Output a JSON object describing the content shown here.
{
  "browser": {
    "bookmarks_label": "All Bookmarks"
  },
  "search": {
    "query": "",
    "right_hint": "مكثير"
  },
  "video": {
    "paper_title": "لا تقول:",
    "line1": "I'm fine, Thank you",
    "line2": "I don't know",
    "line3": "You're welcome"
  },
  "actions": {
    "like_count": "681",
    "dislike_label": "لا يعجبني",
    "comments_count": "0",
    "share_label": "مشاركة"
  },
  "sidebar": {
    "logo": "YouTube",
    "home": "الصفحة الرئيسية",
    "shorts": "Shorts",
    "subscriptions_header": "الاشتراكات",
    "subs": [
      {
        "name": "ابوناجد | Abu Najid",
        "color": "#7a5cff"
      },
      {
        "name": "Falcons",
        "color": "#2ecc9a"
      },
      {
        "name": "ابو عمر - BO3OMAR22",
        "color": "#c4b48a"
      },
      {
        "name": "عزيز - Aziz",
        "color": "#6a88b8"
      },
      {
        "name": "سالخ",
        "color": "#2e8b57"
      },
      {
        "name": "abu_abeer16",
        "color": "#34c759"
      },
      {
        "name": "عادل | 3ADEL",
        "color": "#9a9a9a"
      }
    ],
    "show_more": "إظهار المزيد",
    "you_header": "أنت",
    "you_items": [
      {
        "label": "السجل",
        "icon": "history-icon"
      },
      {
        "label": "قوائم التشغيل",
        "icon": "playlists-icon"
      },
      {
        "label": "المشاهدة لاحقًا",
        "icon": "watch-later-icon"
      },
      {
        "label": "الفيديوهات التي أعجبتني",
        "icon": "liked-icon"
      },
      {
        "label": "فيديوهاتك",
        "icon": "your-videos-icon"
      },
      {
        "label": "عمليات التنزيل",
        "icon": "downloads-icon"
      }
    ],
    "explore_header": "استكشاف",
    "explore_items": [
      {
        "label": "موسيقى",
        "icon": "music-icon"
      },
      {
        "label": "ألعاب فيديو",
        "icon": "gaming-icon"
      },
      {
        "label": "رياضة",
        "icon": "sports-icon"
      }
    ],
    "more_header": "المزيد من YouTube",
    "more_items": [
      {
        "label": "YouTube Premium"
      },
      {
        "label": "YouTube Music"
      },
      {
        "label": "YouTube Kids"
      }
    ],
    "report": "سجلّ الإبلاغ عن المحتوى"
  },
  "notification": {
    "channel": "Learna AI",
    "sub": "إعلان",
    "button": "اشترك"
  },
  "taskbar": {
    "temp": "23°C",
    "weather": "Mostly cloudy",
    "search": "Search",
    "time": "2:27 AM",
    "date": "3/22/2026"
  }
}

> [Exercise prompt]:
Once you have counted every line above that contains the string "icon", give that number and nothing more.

> [Your response]:
9